_What to produce:_ Go through the entries one line at a time, and gather every line that has the word "Artron".
+++
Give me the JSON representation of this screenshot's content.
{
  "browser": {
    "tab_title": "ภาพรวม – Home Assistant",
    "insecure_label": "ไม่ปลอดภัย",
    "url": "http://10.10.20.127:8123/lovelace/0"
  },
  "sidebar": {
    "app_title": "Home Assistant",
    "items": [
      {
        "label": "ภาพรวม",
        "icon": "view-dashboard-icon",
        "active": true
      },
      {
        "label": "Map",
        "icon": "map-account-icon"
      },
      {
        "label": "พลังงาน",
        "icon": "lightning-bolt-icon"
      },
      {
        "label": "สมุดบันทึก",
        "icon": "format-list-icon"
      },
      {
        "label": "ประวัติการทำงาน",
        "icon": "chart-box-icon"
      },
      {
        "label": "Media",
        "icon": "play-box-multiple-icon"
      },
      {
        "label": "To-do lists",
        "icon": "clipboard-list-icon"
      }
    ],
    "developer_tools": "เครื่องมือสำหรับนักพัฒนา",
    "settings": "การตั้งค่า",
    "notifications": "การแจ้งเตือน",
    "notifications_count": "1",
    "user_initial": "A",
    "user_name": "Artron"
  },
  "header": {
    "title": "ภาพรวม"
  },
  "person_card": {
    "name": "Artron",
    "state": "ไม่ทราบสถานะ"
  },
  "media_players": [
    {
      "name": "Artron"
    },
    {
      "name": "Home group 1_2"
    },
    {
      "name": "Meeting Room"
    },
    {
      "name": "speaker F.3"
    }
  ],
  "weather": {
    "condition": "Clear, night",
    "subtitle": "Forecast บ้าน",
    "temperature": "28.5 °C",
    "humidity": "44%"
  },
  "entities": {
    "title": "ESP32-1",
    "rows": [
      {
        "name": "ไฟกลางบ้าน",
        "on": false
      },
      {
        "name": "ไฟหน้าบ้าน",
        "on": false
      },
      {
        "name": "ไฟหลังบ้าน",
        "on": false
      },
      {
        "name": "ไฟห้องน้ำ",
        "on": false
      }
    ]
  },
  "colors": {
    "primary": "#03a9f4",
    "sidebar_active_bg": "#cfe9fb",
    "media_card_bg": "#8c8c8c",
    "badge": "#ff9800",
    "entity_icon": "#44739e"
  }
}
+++
_Answer to the exercise:_
    "user_name": "Artron"
    "name": "Artron",
      "name": "Artron"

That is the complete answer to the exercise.